TASK DATA: Begin

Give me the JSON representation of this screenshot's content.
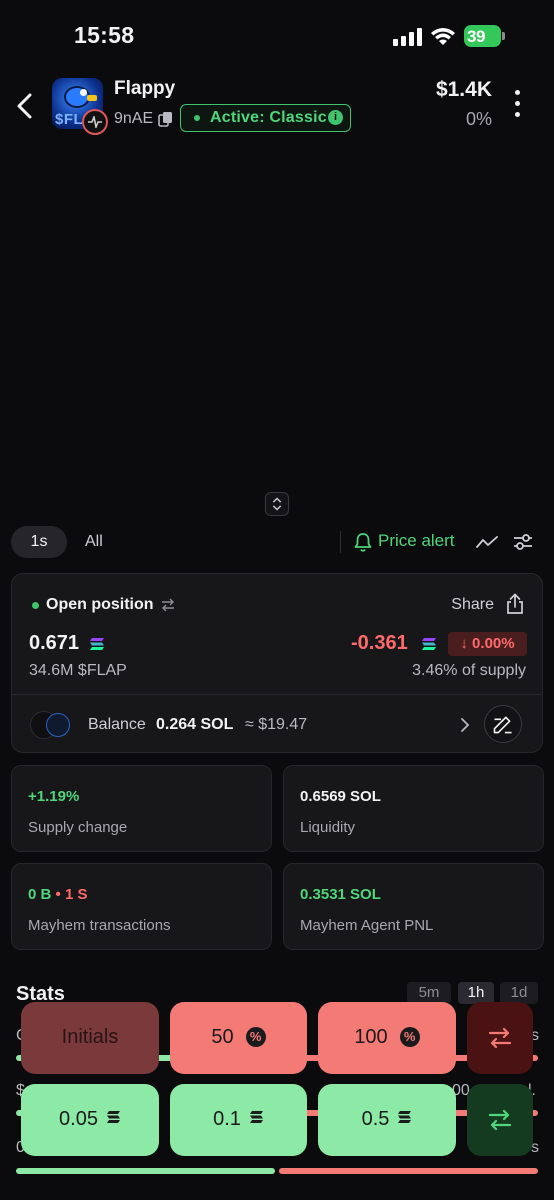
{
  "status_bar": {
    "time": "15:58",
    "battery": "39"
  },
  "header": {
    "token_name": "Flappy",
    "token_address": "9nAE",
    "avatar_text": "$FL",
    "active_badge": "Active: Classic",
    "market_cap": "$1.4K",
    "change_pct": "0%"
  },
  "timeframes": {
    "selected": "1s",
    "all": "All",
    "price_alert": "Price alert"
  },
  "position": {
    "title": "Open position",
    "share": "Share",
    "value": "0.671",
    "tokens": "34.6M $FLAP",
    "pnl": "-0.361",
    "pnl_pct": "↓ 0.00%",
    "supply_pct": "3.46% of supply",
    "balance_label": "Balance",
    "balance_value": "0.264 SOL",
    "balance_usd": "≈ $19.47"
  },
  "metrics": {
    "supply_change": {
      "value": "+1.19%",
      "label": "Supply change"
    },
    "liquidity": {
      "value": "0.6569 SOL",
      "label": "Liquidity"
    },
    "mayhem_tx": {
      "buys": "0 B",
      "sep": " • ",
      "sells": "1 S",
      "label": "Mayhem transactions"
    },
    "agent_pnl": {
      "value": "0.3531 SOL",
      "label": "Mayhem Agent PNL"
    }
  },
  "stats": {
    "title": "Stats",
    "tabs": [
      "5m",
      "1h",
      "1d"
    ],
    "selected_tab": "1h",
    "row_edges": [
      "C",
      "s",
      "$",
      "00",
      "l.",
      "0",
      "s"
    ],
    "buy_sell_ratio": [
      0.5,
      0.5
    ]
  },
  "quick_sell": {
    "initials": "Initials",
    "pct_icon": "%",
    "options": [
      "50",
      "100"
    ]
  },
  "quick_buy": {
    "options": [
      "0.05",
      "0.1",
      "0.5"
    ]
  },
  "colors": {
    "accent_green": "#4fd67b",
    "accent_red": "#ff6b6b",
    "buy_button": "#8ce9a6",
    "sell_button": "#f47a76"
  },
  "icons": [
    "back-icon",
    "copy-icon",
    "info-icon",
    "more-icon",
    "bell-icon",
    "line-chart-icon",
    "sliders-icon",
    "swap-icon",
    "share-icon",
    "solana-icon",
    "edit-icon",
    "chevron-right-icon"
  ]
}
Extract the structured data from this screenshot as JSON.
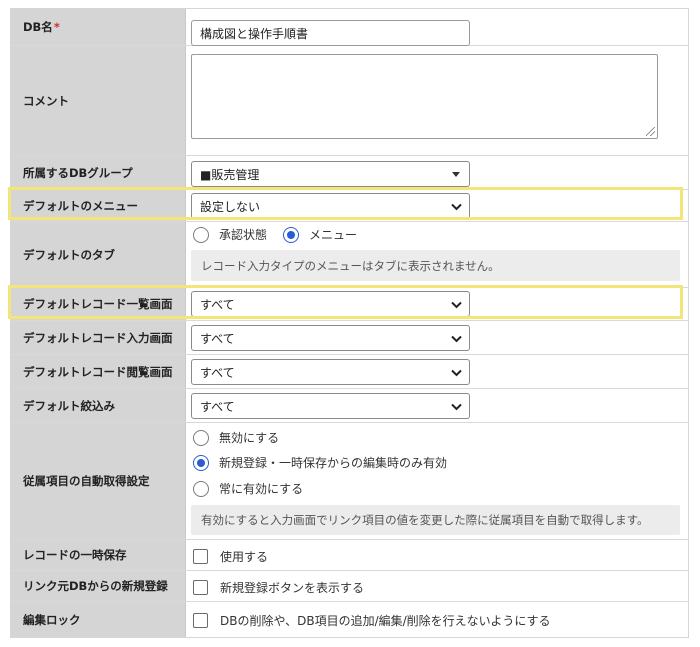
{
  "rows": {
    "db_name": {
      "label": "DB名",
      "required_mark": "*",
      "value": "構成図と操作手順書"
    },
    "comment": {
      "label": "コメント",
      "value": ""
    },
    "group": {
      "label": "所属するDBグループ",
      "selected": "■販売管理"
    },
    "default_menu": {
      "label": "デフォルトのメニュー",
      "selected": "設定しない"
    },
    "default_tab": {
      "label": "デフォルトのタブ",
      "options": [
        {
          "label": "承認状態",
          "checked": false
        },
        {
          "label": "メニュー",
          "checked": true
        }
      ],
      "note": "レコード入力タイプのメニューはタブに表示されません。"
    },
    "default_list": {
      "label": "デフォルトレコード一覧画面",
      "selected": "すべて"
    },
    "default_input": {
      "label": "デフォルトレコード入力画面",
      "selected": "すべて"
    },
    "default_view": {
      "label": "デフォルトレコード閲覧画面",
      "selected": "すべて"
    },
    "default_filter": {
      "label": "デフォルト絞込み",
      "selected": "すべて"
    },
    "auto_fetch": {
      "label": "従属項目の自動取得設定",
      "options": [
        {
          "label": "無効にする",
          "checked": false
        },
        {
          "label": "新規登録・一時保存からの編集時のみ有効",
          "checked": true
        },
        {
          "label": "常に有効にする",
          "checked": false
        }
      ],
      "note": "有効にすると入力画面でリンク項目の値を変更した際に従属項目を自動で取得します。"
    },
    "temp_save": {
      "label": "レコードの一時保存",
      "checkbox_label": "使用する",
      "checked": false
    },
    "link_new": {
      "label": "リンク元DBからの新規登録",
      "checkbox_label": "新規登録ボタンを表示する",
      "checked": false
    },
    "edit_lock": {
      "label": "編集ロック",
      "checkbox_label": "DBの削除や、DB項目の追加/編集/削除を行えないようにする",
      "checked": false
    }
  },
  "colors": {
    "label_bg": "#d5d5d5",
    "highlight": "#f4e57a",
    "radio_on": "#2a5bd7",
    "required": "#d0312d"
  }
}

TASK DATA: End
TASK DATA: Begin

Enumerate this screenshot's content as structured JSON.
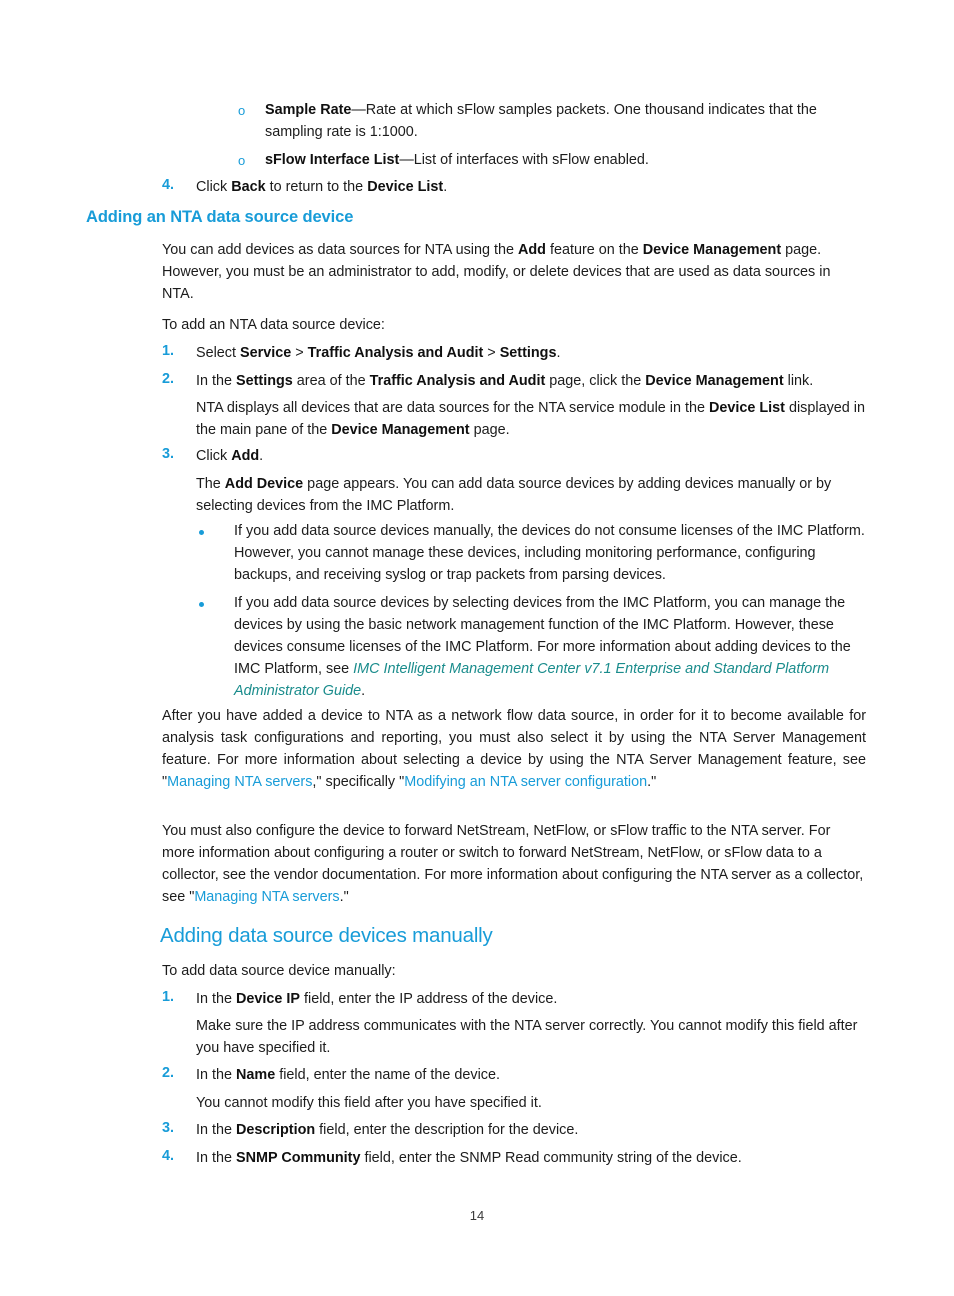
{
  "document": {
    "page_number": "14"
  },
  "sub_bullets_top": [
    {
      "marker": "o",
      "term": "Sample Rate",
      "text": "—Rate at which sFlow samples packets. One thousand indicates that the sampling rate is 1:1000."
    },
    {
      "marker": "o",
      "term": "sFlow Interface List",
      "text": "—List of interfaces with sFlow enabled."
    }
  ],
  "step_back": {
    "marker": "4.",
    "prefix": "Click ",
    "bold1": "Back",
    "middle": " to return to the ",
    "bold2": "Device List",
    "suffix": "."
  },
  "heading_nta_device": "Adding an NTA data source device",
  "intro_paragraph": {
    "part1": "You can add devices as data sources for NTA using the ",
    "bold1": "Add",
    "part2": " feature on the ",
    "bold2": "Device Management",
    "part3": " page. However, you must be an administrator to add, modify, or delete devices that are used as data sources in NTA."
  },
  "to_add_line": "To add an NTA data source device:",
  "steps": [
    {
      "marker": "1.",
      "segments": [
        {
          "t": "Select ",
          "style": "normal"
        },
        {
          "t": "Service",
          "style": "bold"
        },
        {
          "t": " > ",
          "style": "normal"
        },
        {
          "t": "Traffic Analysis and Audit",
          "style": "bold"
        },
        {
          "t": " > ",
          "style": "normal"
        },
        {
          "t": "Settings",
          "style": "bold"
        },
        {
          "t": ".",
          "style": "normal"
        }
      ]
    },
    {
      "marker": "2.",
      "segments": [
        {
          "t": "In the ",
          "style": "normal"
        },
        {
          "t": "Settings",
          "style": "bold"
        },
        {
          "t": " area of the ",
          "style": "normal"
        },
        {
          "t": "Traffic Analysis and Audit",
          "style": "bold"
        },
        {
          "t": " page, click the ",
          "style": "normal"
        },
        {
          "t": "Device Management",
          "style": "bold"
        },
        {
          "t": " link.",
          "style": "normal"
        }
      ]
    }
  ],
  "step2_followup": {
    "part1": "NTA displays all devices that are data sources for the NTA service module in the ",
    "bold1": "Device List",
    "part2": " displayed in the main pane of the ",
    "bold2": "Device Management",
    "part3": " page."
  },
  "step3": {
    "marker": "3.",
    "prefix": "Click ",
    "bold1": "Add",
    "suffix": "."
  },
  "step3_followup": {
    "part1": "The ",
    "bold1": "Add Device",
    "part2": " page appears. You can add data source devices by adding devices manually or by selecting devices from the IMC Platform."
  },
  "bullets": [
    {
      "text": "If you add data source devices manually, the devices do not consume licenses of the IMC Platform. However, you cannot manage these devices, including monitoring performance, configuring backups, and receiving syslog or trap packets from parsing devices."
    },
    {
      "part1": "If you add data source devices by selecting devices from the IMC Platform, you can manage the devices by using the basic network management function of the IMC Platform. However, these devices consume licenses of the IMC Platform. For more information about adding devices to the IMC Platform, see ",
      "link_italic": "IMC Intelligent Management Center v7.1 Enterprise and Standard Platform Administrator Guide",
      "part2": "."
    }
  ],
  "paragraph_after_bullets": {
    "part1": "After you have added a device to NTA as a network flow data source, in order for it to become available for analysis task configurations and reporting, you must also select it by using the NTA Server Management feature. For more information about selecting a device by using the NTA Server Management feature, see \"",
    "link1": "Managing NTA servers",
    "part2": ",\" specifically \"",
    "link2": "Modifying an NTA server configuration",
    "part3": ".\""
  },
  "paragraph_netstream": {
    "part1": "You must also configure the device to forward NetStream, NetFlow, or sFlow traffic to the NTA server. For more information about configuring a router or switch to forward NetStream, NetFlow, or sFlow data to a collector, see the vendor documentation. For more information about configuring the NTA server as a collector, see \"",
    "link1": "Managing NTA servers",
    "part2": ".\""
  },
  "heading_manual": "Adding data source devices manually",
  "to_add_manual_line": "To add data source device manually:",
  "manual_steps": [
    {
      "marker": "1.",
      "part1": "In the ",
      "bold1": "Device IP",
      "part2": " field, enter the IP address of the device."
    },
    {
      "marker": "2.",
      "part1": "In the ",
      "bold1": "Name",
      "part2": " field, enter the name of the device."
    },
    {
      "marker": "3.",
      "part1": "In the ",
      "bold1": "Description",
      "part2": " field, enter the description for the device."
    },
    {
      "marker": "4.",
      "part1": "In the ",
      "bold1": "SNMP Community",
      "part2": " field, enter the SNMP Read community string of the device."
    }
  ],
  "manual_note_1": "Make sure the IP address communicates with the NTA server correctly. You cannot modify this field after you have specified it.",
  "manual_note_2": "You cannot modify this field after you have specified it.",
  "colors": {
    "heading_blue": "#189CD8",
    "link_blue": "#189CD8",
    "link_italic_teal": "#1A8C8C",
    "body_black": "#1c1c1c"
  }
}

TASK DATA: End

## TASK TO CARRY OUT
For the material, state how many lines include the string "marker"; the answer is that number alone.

## WRITTEN REPLY
10